» Instructions for the task
Your response should match the records line for line.

» Data records
· · · · · · ·

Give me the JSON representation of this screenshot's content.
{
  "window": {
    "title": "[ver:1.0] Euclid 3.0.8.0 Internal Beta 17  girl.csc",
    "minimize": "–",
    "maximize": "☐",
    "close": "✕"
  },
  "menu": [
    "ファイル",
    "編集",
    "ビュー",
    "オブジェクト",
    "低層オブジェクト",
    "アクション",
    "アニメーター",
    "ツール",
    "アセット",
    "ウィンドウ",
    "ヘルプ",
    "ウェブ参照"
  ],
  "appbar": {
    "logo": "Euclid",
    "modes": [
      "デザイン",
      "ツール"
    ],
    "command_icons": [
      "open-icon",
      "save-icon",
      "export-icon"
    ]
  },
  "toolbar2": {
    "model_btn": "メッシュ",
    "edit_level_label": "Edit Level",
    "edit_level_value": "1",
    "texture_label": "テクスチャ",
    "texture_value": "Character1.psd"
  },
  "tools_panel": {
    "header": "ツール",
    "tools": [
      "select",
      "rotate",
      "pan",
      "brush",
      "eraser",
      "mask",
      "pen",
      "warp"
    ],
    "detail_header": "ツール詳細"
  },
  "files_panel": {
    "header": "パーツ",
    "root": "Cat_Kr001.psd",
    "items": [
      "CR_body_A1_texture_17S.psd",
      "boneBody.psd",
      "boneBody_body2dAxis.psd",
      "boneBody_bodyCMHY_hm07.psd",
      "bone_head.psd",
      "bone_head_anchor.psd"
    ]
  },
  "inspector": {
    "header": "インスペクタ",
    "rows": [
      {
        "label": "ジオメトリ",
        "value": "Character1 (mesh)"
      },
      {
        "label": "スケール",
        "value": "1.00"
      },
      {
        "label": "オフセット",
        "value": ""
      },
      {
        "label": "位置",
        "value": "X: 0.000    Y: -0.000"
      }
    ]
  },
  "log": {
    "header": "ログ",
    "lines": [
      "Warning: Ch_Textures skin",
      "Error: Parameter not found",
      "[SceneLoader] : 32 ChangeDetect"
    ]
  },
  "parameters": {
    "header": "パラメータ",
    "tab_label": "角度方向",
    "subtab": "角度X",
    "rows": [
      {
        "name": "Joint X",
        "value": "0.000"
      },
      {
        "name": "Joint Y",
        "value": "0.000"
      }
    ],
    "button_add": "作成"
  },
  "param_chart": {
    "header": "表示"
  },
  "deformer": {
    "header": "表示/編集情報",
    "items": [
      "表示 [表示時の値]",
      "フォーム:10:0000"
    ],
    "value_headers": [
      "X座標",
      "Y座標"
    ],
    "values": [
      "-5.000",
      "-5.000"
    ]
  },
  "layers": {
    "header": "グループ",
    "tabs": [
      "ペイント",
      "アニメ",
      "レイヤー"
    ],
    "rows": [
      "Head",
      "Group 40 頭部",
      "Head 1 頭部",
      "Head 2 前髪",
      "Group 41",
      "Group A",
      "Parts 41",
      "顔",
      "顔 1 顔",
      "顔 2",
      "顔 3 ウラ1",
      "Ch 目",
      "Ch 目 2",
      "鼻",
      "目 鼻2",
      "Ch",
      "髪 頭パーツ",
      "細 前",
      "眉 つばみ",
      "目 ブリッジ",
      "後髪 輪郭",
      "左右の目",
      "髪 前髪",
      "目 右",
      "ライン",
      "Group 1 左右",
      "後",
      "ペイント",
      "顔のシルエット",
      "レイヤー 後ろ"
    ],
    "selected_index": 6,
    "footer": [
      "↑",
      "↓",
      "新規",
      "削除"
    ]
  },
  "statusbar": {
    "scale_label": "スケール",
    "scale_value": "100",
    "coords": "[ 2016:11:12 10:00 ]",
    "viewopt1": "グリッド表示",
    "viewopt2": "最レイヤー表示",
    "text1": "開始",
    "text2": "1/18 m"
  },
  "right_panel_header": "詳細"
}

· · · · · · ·

» Exercise answer
Give me the JSON representation of this screenshot's content.
{
  "window": {
    "title": "[ver:1.0] Euclid 3.0.8.0 Internal Beta 17  girl.csc",
    "minimize": "–",
    "maximize": "☐",
    "close": "✕"
  },
  "menu": [
    "ファイル",
    "編集",
    "ビュー",
    "オブジェクト",
    "低層オブジェクト",
    "アクション",
    "アニメーター",
    "ツール",
    "アセット",
    "ウィンドウ",
    "ヘルプ",
    "ウェブ参照"
  ],
  "appbar": {
    "logo": "Euclid",
    "modes": [
      "デザイン",
      "ツール"
    ],
    "command_icons": [
      "open-icon",
      "save-icon",
      "export-icon"
    ]
  },
  "toolbar2": {
    "model_btn": "メッシュ",
    "edit_level_label": "Edit Level",
    "edit_level_value": "1",
    "texture_label": "テクスチャ",
    "texture_value": "Character1.psd"
  },
  "tools_panel": {
    "header": "ツール",
    "tools": [
      "select",
      "rotate",
      "pan",
      "brush",
      "eraser",
      "mask",
      "pen",
      "warp"
    ],
    "detail_header": "ツール詳細"
  },
  "files_panel": {
    "header": "パーツ",
    "root": "Cat_Kr001.psd",
    "items": [
      "CR_body_A1_texture_17S.psd",
      "boneBody.psd",
      "boneBody_body2dAxis.psd",
      "boneBody_bodyCMHY_hm07.psd",
      "bone_head.psd",
      "bone_head_anchor.psd"
    ]
  },
  "inspector": {
    "header": "インスペクタ",
    "rows": [
      {
        "label": "ジオメトリ",
        "value": "Character1 (mesh)"
      },
      {
        "label": "スケール",
        "value": "1.00"
      },
      {
        "label": "オフセット",
        "value": ""
      },
      {
        "label": "位置",
        "value": "X: 0.000    Y: -0.000"
      }
    ]
  },
  "log": {
    "header": "ログ",
    "lines": [
      "Warning: Ch_Textures skin",
      "Error: Parameter not found",
      "[SceneLoader] : 32 ChangeDetect"
    ]
  },
  "parameters": {
    "header": "パラメータ",
    "tab_label": "角度方向",
    "subtab": "角度X",
    "rows": [
      {
        "name": "Joint X",
        "value": "0.000"
      },
      {
        "name": "Joint Y",
        "value": "0.000"
      }
    ],
    "button_add": "作成"
  },
  "param_chart": {
    "header": "表示"
  },
  "deformer": {
    "header": "表示/編集情報",
    "items": [
      "表示 [表示時の値]",
      "フォーム:10:0000"
    ],
    "value_headers": [
      "X座標",
      "Y座標"
    ],
    "values": [
      "-5.000",
      "-5.000"
    ]
  },
  "layers": {
    "header": "グループ",
    "tabs": [
      "ペイント",
      "アニメ",
      "レイヤー"
    ],
    "rows": [
      "Head",
      "Group 40 頭部",
      "Head 1 頭部",
      "Head 2 前髪",
      "Group 41",
      "Group A",
      "Parts 41",
      "顔",
      "顔 1 顔",
      "顔 2",
      "顔 3 ウラ1",
      "Ch 目",
      "Ch 目 2",
      "鼻",
      "目 鼻2",
      "Ch",
      "髪 頭パーツ",
      "細 前",
      "眉 つばみ",
      "目 ブリッジ",
      "後髪 輪郭",
      "左右の目",
      "髪 前髪",
      "目 右",
      "ライン",
      "Group 1 左右",
      "後",
      "ペイント",
      "顔のシルエット",
      "レイヤー 後ろ"
    ],
    "selected_index": 6,
    "footer": [
      "↑",
      "↓",
      "新規",
      "削除"
    ]
  },
  "statusbar": {
    "scale_label": "スケール",
    "scale_value": "100",
    "coords": "[ 2016:11:12 10:00 ]",
    "viewopt1": "グリッド表示",
    "viewopt2": "最レイヤー表示",
    "text1": "開始",
    "text2": "1/18 m"
  },
  "right_panel_header": "詳細"
}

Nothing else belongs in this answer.